- Neem leaves are the most versatile and widely available part of the neem tree. Individuals chew the leaves, make an infusion or encase the dried leaves in capsules that are taken orally to aid in bladder and kidney infections and support the prostate. Neem is said to cleanse the blood of toxins, soothe ulcers, strengthen the immune system and regulate the liver. The neem leaf can also be used to make ointments and poultices for external use on skin disorders and conditions such as eczema, scabies, acne, warts and cold sores.
- Neem seeds are found within the neem tree's fruit, which closely resembles an olive. Neem oil is made by pressing and expelling the oil from the neem seed.

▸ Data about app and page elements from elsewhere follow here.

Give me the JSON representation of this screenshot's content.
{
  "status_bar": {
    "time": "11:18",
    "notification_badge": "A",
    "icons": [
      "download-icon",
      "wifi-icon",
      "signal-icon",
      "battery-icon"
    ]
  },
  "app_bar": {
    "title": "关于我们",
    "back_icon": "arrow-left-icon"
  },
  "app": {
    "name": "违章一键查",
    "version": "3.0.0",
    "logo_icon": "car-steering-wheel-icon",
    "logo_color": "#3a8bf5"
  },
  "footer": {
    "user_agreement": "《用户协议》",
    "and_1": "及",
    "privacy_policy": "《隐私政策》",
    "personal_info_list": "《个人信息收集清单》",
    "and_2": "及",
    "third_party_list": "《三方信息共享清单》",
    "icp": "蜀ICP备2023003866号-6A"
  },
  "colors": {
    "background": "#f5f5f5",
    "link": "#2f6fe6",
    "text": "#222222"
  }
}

Each seed contains 50 percent oil. Neem oil is very popular among organic gardeners for its nontoxic insecticidal properties. It also has many uses in the cosmetic industry and also contains spermicidal properties.
- The neem tree's bark is the most difficult part of the tree to use. Because of the bark's hard and dry physicalities, the properties contained in neem bark are challenging to extract. The hard work is well worth it for those who rely on the benefits of the tree's bark. The properties eventually extracted is highly concentrated. Neem bark is popular in the dental field because it has proven to be effective for treating gum disease.
- A flowering neem tree is a sight and scent to behold. Large clusters of white flowers, which are used to make essential oil and honey, embody the tree.The properties contained in neem flowers aid in relieving diarrhea and eliminating intestinal parasites. The essential oil is used in aromatherapy to invoke a sense of peaceful restoration.
- The pulp that is left over after extracting the neem oil from the seed is known as neem cake. It serves as an an excellent food for animals and is also a fertilizer and soil addendum for the garden.